Palestine, tomorrow, will be free.

When his three-year sentence concluded at the close of 2016, Atta left a saddened student community behind bars but went on to make us proud: graduating from the Faculty of Languages and Translation, pursuing post-graduate studies in Applied Linguistics on a scholarship in the United States, and now teaching Arabic language and culture at the University of Pennsylvania.

For the first time in seven years, we reunited. The melodies of Palestine had first drawn us together, two teenagers in a squalid prison cell. Seven years later, those same lullabies cradled us under the auditorium’s lights.

I patted his back, and in unison, we murmured: I can’t believe this is happening.

All around us, similar encounters unfolded: organizers who had collaborated for years were meeting face-to-face for the first time, diaspora Palestinians connected with their on-ground counterparts who had traveled from besieged Gaza specifically for the festival, and individuals whose lives had been profoundly influenced by artistic works met their inspirations in flesh for the first time.

Circles, circles.

In the Nakba of 1948, over half of the Palestinian population were either expelled or fled from violence. Palestinian mothers, as they hauled their lives on their backs, threaded their house keys and wore them like amulets, the cold metal touch right above their hearts. 75 years have passed since the Nakba, yet the keys to their stolen homes remain, inherited from one generation to the next, bearing a history incessantly erased. The locks these keys were meant to open may no longer exist — a demolished building, perhaps, or a village reduced to ruins. But that’s not the point; that’s never been the point. The key tells a story, a narrative passed down: we’re not from here, and one day, we shall return.

In his novel, A’ras Amena, Ibrahim Nasrallah writes, “Do you know what happens to the stories we don’t write down? They belong to our enemies.”

On Sunday, the festival’s final day, the organizers gathered as many of the attendees’ children as they could find and brought them to the stage; one was as young as four years old. The festival’s host, Amer Zahr, brought his mic to each child. Most had never set foot in Palestine, and some might even be second or third-generation American citizens.

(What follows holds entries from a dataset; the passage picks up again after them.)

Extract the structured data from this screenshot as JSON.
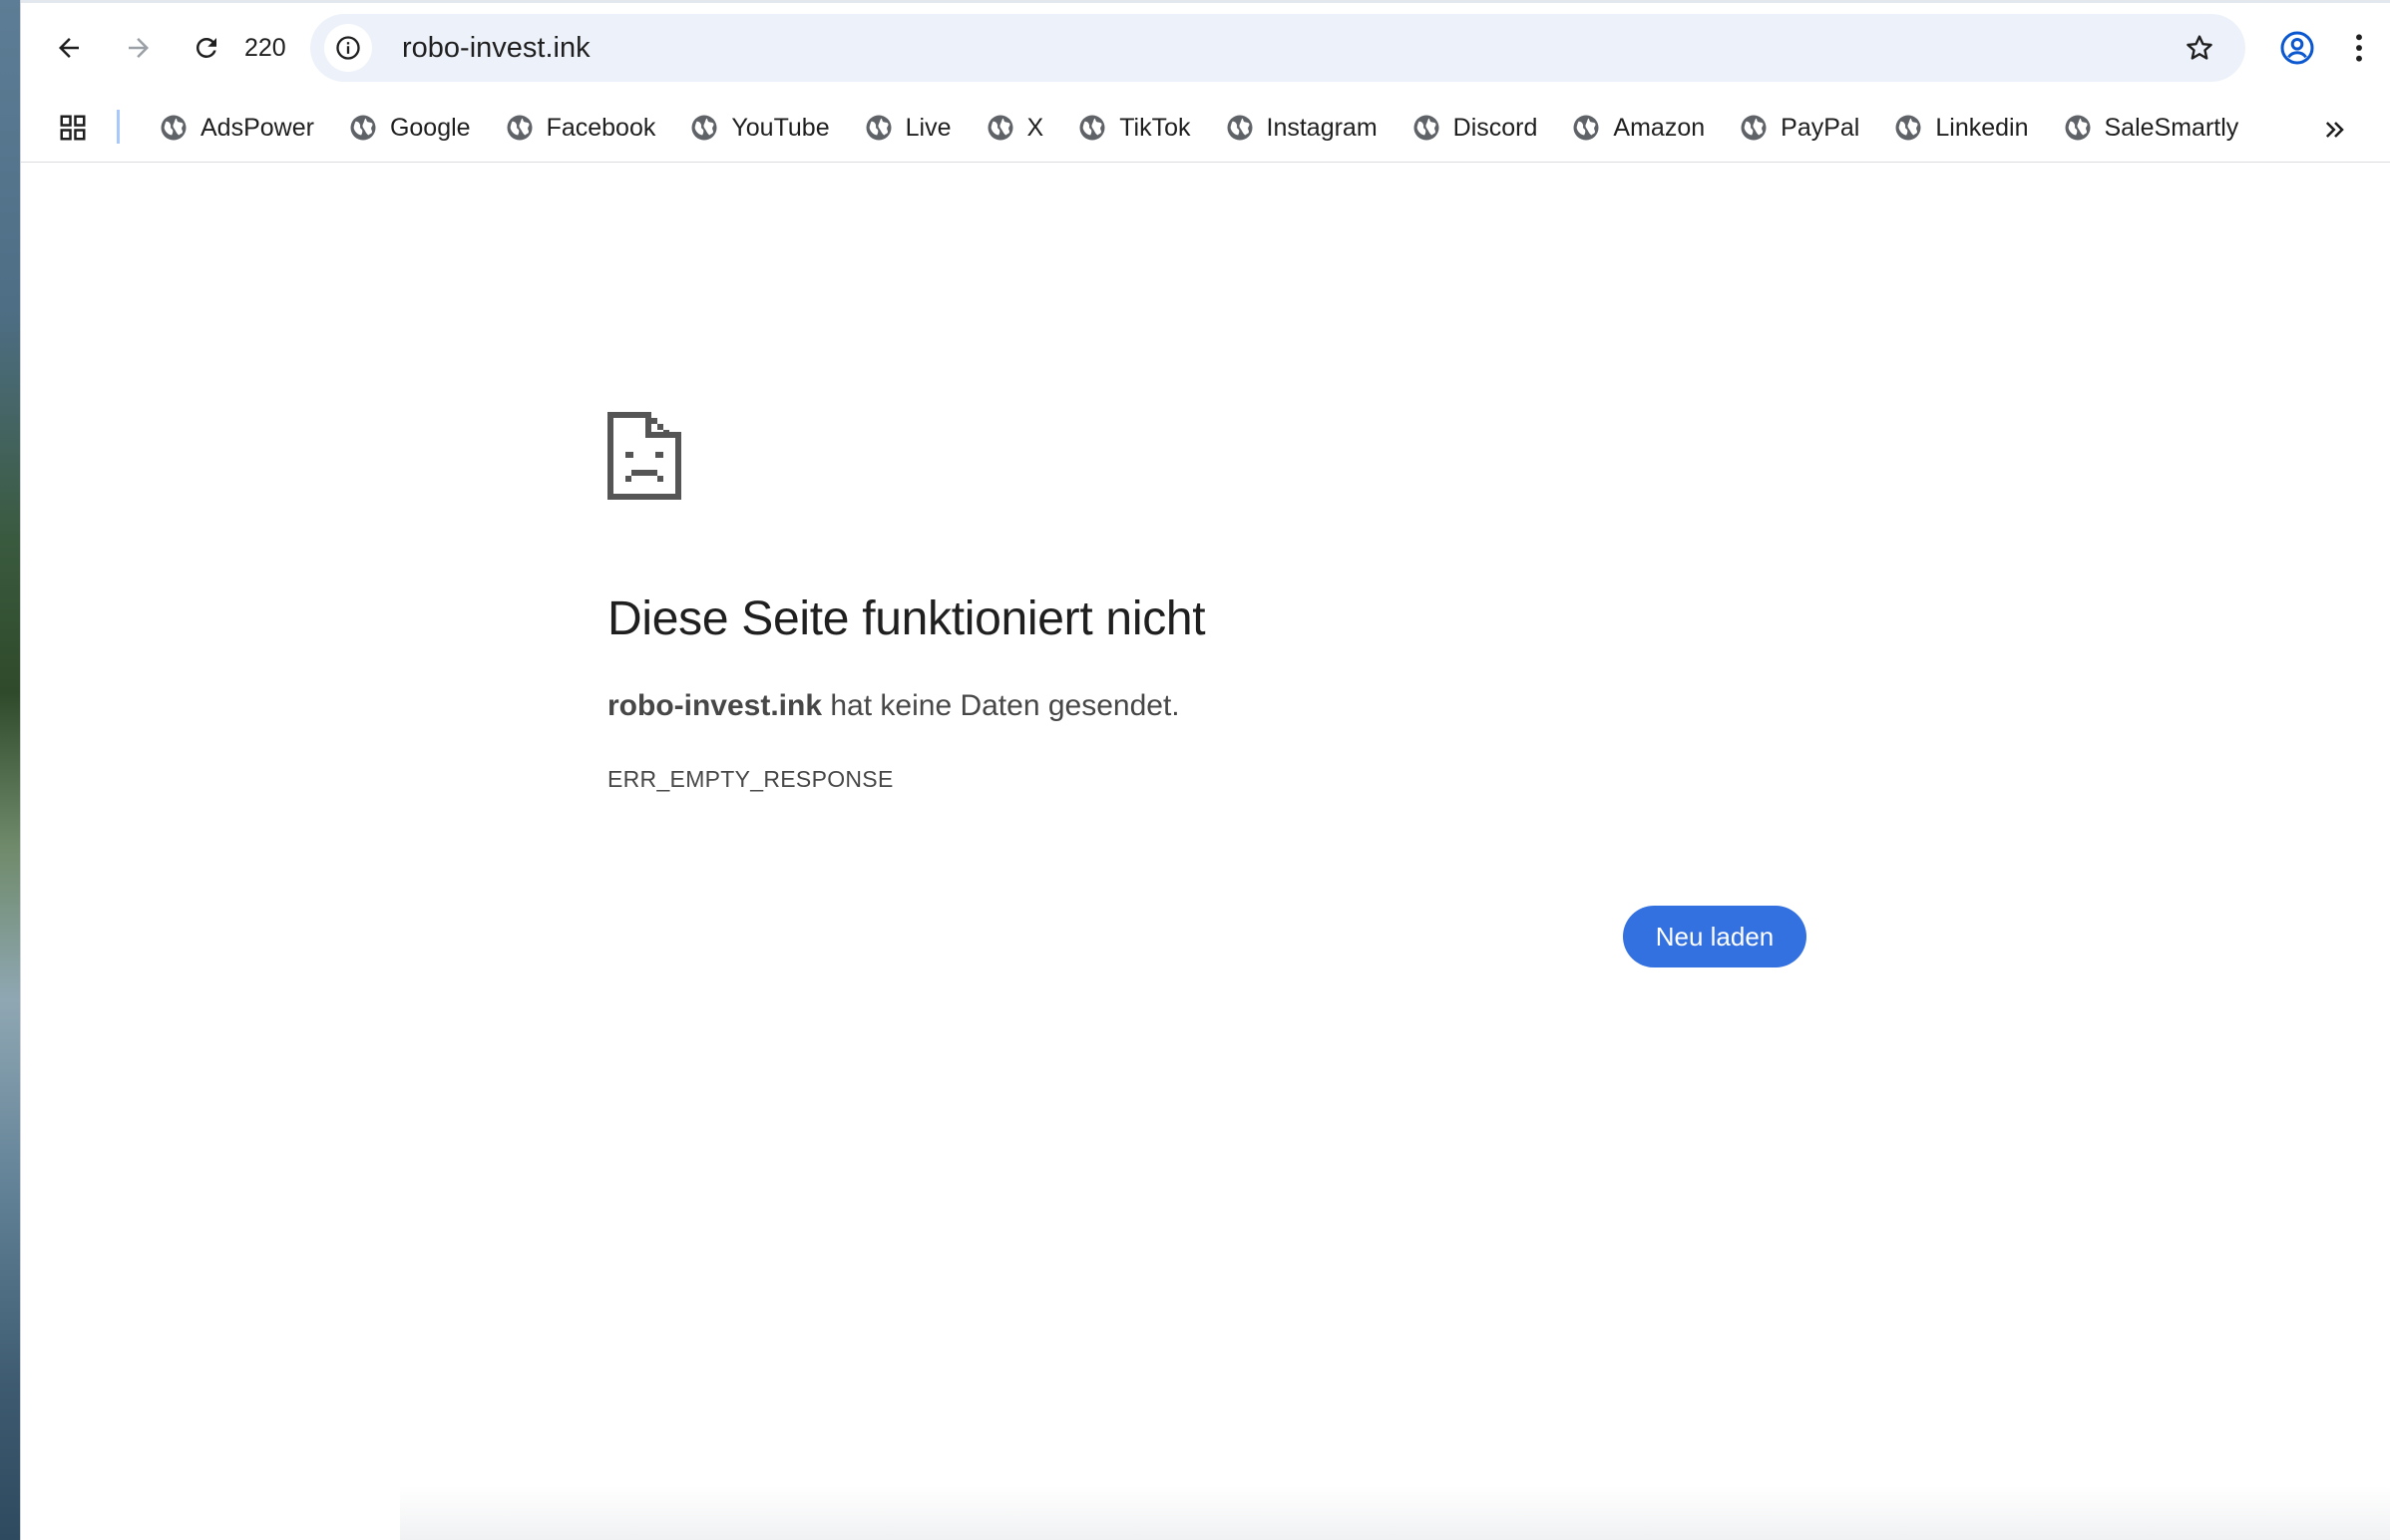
{
  "toolbar": {
    "reload_count": "220",
    "url": "robo-invest.ink"
  },
  "bookmarks": {
    "items": [
      {
        "label": "AdsPower"
      },
      {
        "label": "Google"
      },
      {
        "label": "Facebook"
      },
      {
        "label": "YouTube"
      },
      {
        "label": "Live"
      },
      {
        "label": "X"
      },
      {
        "label": "TikTok"
      },
      {
        "label": "Instagram"
      },
      {
        "label": "Discord"
      },
      {
        "label": "Amazon"
      },
      {
        "label": "PayPal"
      },
      {
        "label": "Linkedin"
      },
      {
        "label": "SaleSmartly"
      }
    ]
  },
  "error": {
    "title": "Diese Seite funktioniert nicht",
    "host": "robo-invest.ink",
    "message": " hat keine Daten gesendet.",
    "code": "ERR_EMPTY_RESPONSE",
    "reload_label": "Neu laden"
  },
  "colors": {
    "accent": "#3370e0",
    "omnibox_bg": "#edf2fa",
    "text": "#1f1f1f",
    "secondary_text": "#474747"
  }
}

A few giggled, while others looked down shyly, but when their lips parted, the words flowed firm and unequivocal: their name, age, and the Palestinian village of their heritage.

As they spoke, their twinkling irises held a promise of circles someday coalescing. The eyes held an abundance, stories they’d never allow to belong to their enemies, narratives first etched by the rusted keys around their great-grandmothers’ necks.

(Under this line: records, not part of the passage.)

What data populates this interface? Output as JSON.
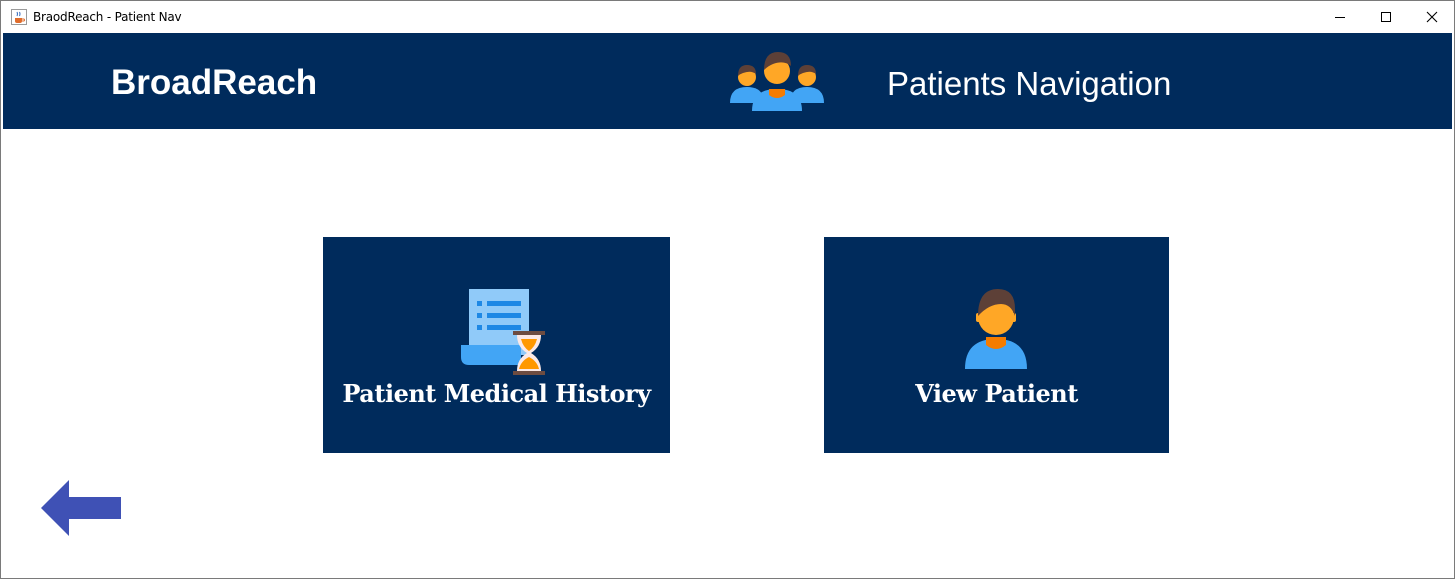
{
  "window": {
    "title": "BraodReach - Patient Nav",
    "icon": "java-cup-icon"
  },
  "header": {
    "brand": "BroadReach",
    "icon": "patients-group-icon",
    "title": "Patients Navigation"
  },
  "tiles": [
    {
      "label": "Patient Medical History",
      "icon": "medical-history-icon"
    },
    {
      "label": "View Patient",
      "icon": "patient-icon"
    }
  ],
  "back": {
    "icon": "back-arrow-icon"
  },
  "colors": {
    "navy": "#002b5c",
    "arrow": "#3f51b5",
    "skin": "#ffa726",
    "shirt": "#42a5f5",
    "hair": "#5d4037"
  }
}
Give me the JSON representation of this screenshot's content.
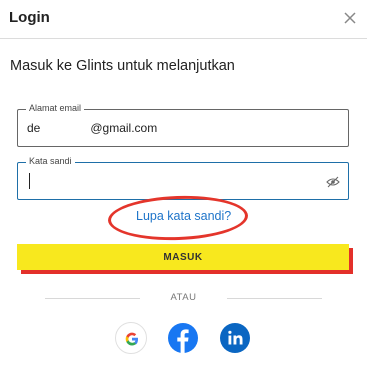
{
  "header": {
    "title": "Login",
    "close_icon": "close-icon"
  },
  "subtitle": "Masuk ke Glints untuk melanjutkan",
  "email": {
    "label": "Alamat email",
    "value_prefix": "de",
    "value_suffix": "@gmail.com"
  },
  "password": {
    "label": "Kata sandi",
    "value": "",
    "toggle_icon": "eye-slash-icon"
  },
  "forgot_link": "Lupa kata sandi?",
  "submit_label": "MASUK",
  "divider_text": "ATAU",
  "social": [
    {
      "name": "google",
      "icon": "google-icon"
    },
    {
      "name": "facebook",
      "icon": "facebook-icon",
      "color": "#1877f2"
    },
    {
      "name": "linkedin",
      "icon": "linkedin-icon",
      "color": "#0a66c2"
    }
  ],
  "colors": {
    "submit_yellow": "#f8e81e",
    "submit_shadow": "#e3302a",
    "link_blue": "#1e74c9",
    "annotation_red": "#e4352b"
  }
}
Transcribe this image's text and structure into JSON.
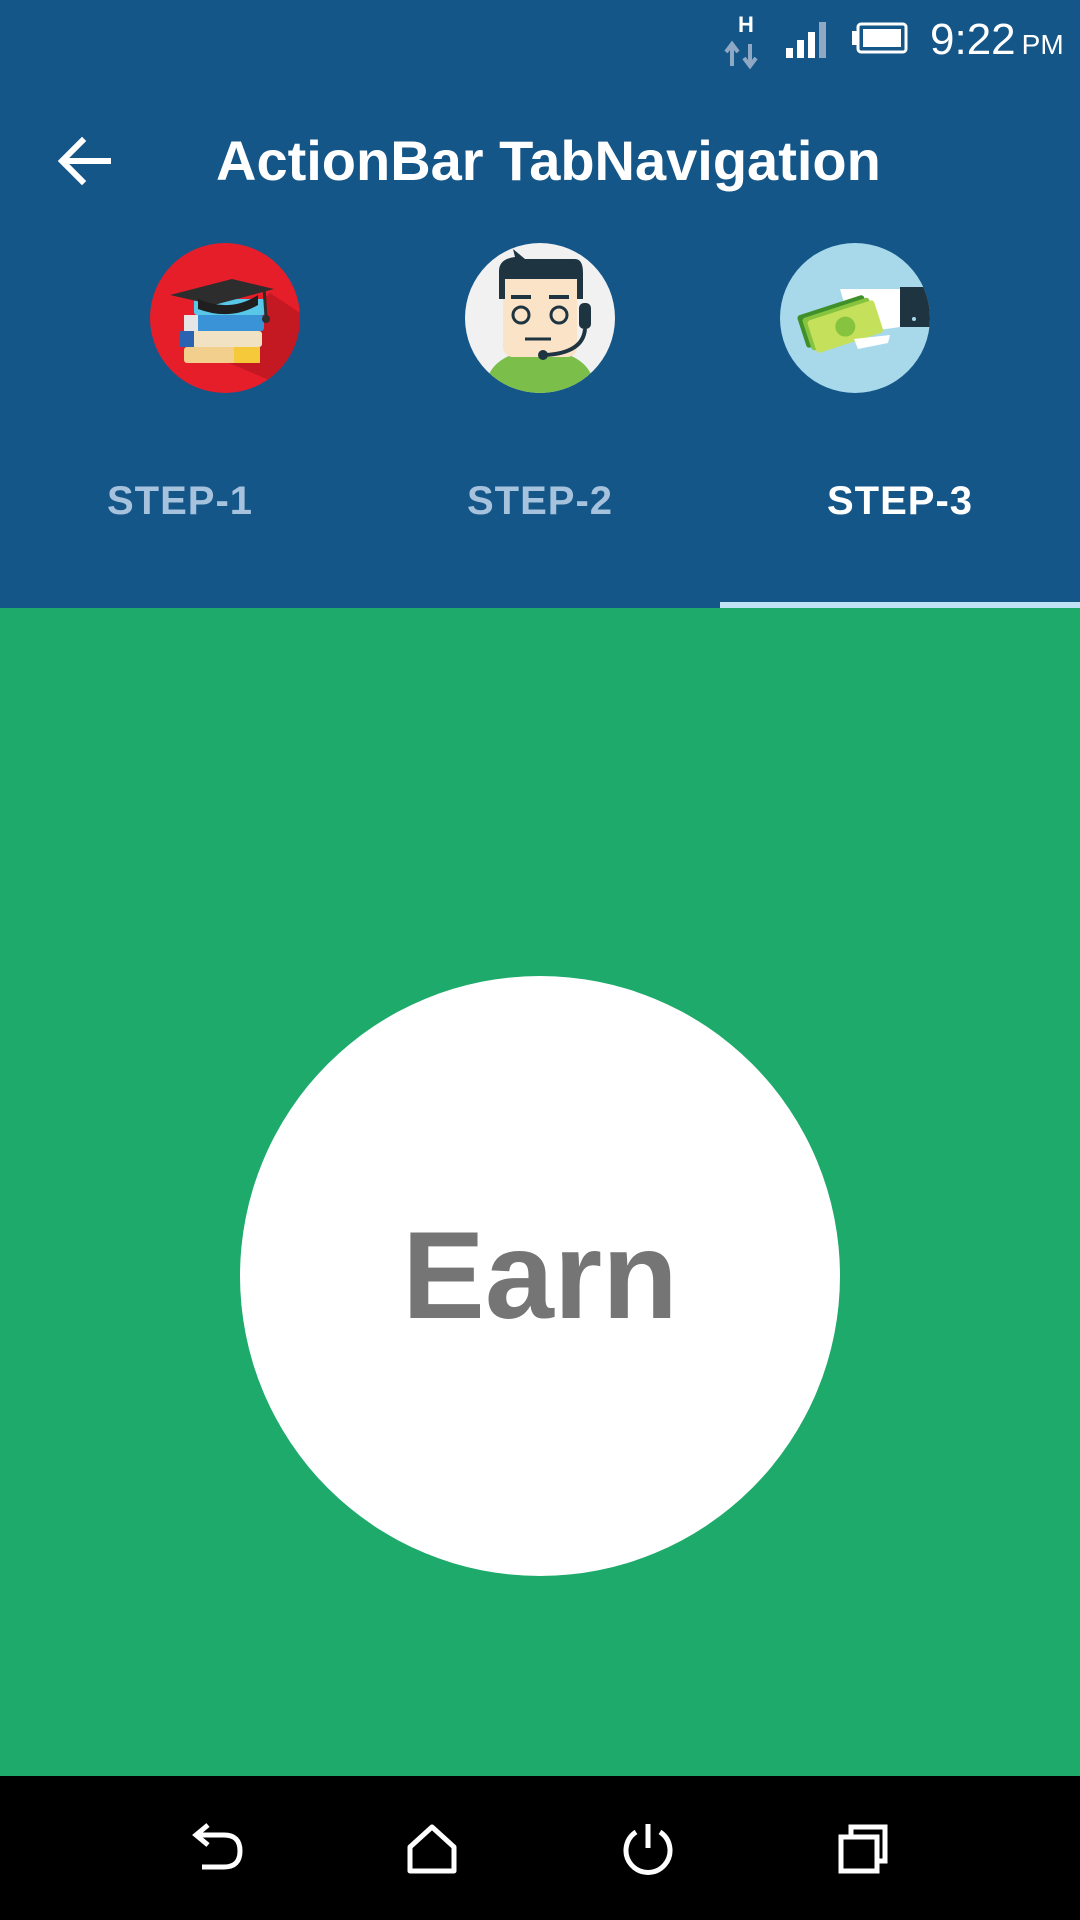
{
  "status_bar": {
    "network_type": "H",
    "time": "9:22",
    "ampm": "PM",
    "icons": [
      "data-transfer-icon",
      "signal-icon",
      "battery-icon"
    ]
  },
  "action_bar": {
    "back_icon": "arrow-back-icon",
    "title": "ActionBar TabNavigation",
    "background": "#155689"
  },
  "tabs": [
    {
      "label": "STEP-1",
      "icon": "books-graduation-cap-icon",
      "active": false
    },
    {
      "label": "STEP-2",
      "icon": "support-agent-headset-icon",
      "active": false
    },
    {
      "label": "STEP-3",
      "icon": "money-hand-icon",
      "active": true
    }
  ],
  "content": {
    "button_label": "Earn",
    "background": "#1daa6b"
  },
  "nav_bar": {
    "buttons": [
      "back-nav-icon",
      "home-icon",
      "power-icon",
      "recents-icon"
    ]
  }
}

Standing on stage in the closing remarks, Susan Abulhawa’s voice trembled with emotion; she was the founder and executive director of Palestine Writes, the mastermind behind the festival.

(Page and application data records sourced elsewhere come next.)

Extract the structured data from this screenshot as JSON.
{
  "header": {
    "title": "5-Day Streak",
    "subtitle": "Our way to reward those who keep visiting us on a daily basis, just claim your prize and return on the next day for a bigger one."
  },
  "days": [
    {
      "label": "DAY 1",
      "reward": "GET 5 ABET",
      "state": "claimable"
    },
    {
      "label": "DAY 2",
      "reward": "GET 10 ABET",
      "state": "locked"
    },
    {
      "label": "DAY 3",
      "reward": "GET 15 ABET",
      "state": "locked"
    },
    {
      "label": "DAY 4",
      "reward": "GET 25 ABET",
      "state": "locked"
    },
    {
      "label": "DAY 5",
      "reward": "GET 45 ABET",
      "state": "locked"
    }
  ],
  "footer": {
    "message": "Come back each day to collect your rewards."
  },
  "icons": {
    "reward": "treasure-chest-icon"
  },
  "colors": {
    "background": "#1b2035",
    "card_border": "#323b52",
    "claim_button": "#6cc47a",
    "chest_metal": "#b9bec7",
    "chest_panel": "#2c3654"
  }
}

“I want to acknowledge the extraordinary hate that surrounded us,” Susan said. “There was so much love in here that we didn’t feel it. We held so much love for each other, for our ancestors, for our future, and for our land.”

As the crowd erupted, tears streaming, I was filled with the same sensations of prison poetry nights: the friction of Atta’s voice and our tender hums against the prison air — carving, being. 

As the weekend drew to a close, the bodies of Palestinians and their allies blended into one, embracing, patting each other. I recalled the words of Palestinian poet Mourid Barghouti: “The oppressed lose if, deep within, they fail to hold more beauty than their oppressors.”

In Arabic, we don’t simply say, “read poetry.” We say, yatathawwaqu al shi’r: to taste poetry. We savor its rhythm, bite into its cadence, and relish the very essence of the words.

Palestine Writes allowed us to hold and be held. To bask in Palestinian heritage and words. The love grew so palpable one might have slipped out the tip of their tongue and tasted the poetry in the air. Amid the engulfing hate, with roaming trucks outside displaying digital billboards that demonized the space and its attendees, we let the words make room, be rooms. “Come come, enter,” the words invited. And we entered, and when we entered — it was enough.

Abdelrahman ElGendy, a former six-year political prisoner in Egypt, is an Egyptian writer and journalist based in Pittsburgh, Pennsylvania